One question I've answered twice in the past week is, "Should I be ashamed of this?"
The first time I heard that question was at a Christian recovery group that I've been attending for about six months. It's a group for everyone and everything, designed to help people overcome any "hurt, habit, or hang-up." Alcoholics welcome. Drug addicts welcome. Overeaters welcome. Depressed and in need of support? Welcome. Trying to move beyond a painful past? Welcome. You get the idea.
I'm pretty good at walking up to the new people and introducing myself and getting to know them a bit. I had the new woman's full history in about 10 minutes and listened to her describe the current struggle she's going through. After a moment of silence, she turned to me and said, "I have to ask this, and I don't want to offend anybody, but we're supposed to be honest, right?" I confirmed her with a nod. She looked around at the farm fields surrounding the church and said, "Should I be ashamed to be here?"
How could I be offended by a question I've asked myself? There we were, in front of a church where people were mulling around getting ready for the next day's church picnic, and we were about to walk through a door next to a giant banner bearing the recovery group's name and logo. You can only be so anonymous in a situation like that.
I heard the question for the second time last night, after a friend stopped by to let my husband and I know she had just received a diagnosis of bipolar disorder, an illness I myself suffer from. Her parents had all but shunned her, her sons refused to discuss the matter, and her counselor had instructed her not to tell people at work. The message was clear: "BE AFRAID. BE VERY, VERY AFRAID."
I was diagnosed with bipolar disorder in 2003, after many years of crippling depression and mania that left me sleepless for weeks on end. When I received my diagnosis, I was thrilled because it meant I wasn't just a lazy person or a bad Christian. There was a name for my problem, and I was happy to know there was treatment for it.

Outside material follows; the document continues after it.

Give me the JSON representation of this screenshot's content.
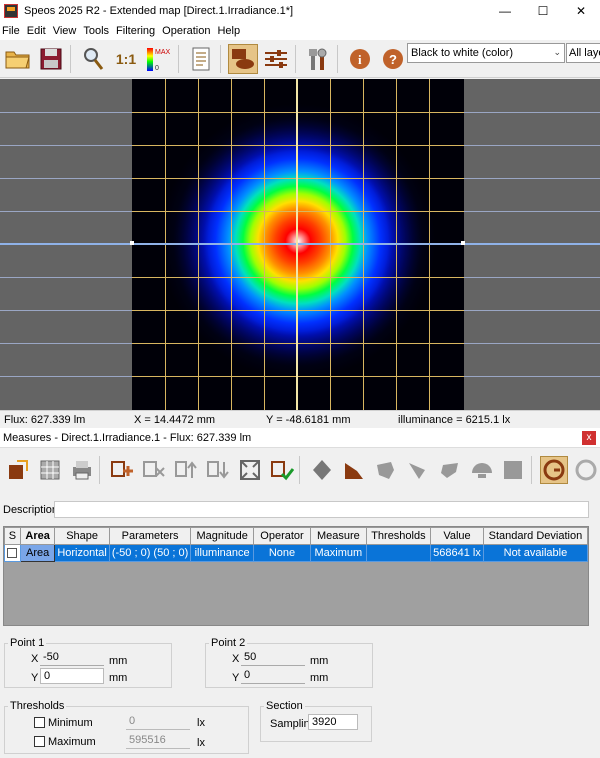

That, of course, didn't change the fact that I had to explain it to my family and deal with the often not-so-sympathetic reactions of other churchgoers. My mother wanted me to "pull myself up by the bootstraps" and many of the Christians I talked to implied that I wasn't sick at all - I just needed to read the Bible more and pray harder.
So, yeah, I understand shame. But that was a long time ago.
I'm not ashamed of having inherited high blood pressure. I'm not ashamed of being diabetic. I'm not ashamed of having fair skin that burns and blisters when I'm in the sun too long. And I'm no longer ashamed of a brain that has chemical problems. I don't understand every detail of mental illness, but I understand enough to know that I have a true medical condition.
Not everyone gets that, nor does everyone want to. Everyone has free will and they can believe or disbelieve anything they want to. Ignorance is a choice, and they're entitled to it.
I also know that there is no condemnation in Christ for believers. God gets it, and that's who truly matters. Mental illness and emotional problems used to make me feel distant from God before I came to terms with them and educated myself. Looking back, I see how God has used my darkest times to help me grow, and to help others.
Don't be ashamed. God has you where you are for a reason. If others look down on you or just don't understand your pain, try to educate them, but don't run yourself ragged. Some people will never open their hearts and minds, but smile...because yours are open wide, and God can do a million things with pliable people who have a willing spirit.